>>> The one I'm doing for Shanghai is going to breathe — a yoga figure 20 feet tall siting in lotus pose and breathing in and out. I'm going to do it with an old washing machine motor.
>>> [My sculptures are] things that are gonna make people go, "Huh?" and make kids smile, because that's what it's all about.
>>> Every day, people come and get their picture taken on this big green couch [in my yard]. It's kind of an attraction here. I saw a car race come by here last Sunday morning and everybody had to stop and take a picture on it as part of the race.
>>> I have a piece of artwork on the grounds at the [Chattanooga] Choo Choo, a train behind the parking garage. That one will last 15 or 20 years.
>>> It's a steel wire frame and we bend and weld and hand-do everything on that; then it's stuffed with sphagnum moss, which is a substitute for soil and you can plant right into that. They're portable on bases and usually self-contained with a drip irrigation system. Or they're fake but it looks like the real thing.
>>> [The hardest part] is surviving check to check when I don't have any projects going on and keeping my crew alive, because I'm supporting like three families.
>>> I make all the sculptures to support my car habit. My first was a '62 MG Midget. That was 278 cars ago.
>>> [My dad] got me going on the cars because he was always a car guy. I started when I was 13. I'm from Oak Ridge and there's a bunch of old Mercedes because of all the scientists. My mom and dad's friends had driven them when they came, and then left them in their backyard.

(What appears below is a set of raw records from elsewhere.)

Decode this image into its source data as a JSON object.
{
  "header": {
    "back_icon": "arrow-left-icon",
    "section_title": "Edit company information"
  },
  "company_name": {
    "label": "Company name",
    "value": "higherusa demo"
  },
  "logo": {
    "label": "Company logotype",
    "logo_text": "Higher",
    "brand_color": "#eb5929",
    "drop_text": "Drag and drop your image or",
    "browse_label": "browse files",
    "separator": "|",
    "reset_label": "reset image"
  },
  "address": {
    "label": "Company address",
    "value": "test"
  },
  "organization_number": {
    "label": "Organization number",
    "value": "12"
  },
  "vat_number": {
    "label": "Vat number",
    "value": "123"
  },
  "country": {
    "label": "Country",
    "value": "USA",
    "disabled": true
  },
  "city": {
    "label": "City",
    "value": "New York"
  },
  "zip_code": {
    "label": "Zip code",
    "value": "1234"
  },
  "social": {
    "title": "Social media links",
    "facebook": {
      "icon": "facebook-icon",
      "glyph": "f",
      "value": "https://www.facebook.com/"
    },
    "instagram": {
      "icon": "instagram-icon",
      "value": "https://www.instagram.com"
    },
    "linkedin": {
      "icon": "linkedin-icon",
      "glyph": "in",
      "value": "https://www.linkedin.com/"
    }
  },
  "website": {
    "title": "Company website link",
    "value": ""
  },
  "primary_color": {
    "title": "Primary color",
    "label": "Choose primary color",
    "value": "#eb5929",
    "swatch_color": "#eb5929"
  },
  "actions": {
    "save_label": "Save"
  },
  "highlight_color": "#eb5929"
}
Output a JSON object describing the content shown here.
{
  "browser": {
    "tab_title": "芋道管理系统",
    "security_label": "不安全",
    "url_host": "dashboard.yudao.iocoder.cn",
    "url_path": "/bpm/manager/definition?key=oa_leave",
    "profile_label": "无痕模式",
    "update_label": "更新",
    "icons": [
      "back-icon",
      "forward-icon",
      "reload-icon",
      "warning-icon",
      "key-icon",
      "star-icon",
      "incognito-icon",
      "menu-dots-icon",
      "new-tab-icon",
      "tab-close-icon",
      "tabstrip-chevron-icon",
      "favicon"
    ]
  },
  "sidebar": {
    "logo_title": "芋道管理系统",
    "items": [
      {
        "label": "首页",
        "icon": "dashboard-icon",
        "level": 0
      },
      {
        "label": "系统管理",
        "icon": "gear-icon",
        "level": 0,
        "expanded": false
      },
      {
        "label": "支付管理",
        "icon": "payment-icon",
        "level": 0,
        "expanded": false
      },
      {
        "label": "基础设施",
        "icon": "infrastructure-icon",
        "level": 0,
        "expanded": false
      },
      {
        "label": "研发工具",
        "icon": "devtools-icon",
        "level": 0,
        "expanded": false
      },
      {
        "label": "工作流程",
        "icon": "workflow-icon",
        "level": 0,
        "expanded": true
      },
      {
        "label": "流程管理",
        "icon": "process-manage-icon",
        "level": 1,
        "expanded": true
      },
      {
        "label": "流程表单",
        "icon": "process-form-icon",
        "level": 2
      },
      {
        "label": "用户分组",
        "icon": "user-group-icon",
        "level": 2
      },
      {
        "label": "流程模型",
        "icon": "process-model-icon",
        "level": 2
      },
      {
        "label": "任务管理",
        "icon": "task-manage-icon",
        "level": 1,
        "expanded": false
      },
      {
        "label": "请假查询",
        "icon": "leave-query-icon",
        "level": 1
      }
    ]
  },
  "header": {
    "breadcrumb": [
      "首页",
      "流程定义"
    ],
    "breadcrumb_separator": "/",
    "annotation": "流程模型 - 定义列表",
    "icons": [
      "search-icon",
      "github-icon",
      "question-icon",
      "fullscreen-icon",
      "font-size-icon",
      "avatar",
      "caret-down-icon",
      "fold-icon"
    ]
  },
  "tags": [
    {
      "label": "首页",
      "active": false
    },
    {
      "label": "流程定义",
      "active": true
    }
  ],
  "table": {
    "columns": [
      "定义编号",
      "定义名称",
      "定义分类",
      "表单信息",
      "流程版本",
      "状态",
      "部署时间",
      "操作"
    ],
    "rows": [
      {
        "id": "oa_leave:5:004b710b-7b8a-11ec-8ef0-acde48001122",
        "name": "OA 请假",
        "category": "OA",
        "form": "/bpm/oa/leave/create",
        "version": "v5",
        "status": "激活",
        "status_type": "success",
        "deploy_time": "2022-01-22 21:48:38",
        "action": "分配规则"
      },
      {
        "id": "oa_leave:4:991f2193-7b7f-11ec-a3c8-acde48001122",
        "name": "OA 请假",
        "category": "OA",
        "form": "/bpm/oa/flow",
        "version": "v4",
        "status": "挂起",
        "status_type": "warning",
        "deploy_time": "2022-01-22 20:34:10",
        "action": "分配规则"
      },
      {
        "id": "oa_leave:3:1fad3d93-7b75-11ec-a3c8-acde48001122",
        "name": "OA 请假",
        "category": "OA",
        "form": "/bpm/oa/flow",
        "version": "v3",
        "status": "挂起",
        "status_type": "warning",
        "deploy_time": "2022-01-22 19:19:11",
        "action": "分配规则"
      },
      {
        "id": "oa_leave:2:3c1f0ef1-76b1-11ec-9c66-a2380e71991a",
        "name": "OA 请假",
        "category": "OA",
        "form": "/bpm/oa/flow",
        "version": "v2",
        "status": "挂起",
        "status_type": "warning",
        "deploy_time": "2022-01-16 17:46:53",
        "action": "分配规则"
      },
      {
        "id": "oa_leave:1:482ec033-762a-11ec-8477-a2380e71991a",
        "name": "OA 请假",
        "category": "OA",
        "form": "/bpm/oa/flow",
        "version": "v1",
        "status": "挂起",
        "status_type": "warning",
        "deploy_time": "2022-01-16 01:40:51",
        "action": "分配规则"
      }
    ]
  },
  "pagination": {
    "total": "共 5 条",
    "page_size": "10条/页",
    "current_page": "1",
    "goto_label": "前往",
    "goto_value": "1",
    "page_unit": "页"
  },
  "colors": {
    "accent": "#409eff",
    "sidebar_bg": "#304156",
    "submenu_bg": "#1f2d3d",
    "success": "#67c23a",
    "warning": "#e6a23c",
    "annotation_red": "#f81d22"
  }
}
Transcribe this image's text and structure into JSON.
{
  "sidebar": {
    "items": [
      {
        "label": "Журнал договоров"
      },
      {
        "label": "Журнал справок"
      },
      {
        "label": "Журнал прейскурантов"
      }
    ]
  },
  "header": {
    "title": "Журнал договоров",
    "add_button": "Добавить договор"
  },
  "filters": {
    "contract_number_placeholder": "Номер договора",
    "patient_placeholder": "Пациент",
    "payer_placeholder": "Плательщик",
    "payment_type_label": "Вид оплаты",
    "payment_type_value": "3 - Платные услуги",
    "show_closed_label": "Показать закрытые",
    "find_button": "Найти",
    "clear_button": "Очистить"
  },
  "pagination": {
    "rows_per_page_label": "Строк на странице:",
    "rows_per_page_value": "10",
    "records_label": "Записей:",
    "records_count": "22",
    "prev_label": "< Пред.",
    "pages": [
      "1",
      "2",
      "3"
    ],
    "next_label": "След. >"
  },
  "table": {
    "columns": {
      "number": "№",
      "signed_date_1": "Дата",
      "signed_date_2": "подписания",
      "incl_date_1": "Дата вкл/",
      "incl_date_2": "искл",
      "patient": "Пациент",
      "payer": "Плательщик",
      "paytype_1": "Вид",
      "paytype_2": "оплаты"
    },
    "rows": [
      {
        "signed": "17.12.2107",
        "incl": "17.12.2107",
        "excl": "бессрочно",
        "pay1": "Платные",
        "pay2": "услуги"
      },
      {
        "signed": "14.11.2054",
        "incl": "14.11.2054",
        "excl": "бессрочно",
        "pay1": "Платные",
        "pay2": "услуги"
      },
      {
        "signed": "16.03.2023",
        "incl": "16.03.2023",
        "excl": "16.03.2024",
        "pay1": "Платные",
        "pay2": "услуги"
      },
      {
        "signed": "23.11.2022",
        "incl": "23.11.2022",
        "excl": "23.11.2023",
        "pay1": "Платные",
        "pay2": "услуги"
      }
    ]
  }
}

>>> It's harder to finish off the cars because they're a never-ending story. There's a Mercedes coupe that's been out there for 15 years or something like that, and now that I've got the body all beautiful, now the mechanics are going. There goes another 10 grand — to start.
To learn more about Topiary Joe’s work or to solicit your own piece, visit topiaryjoe.com.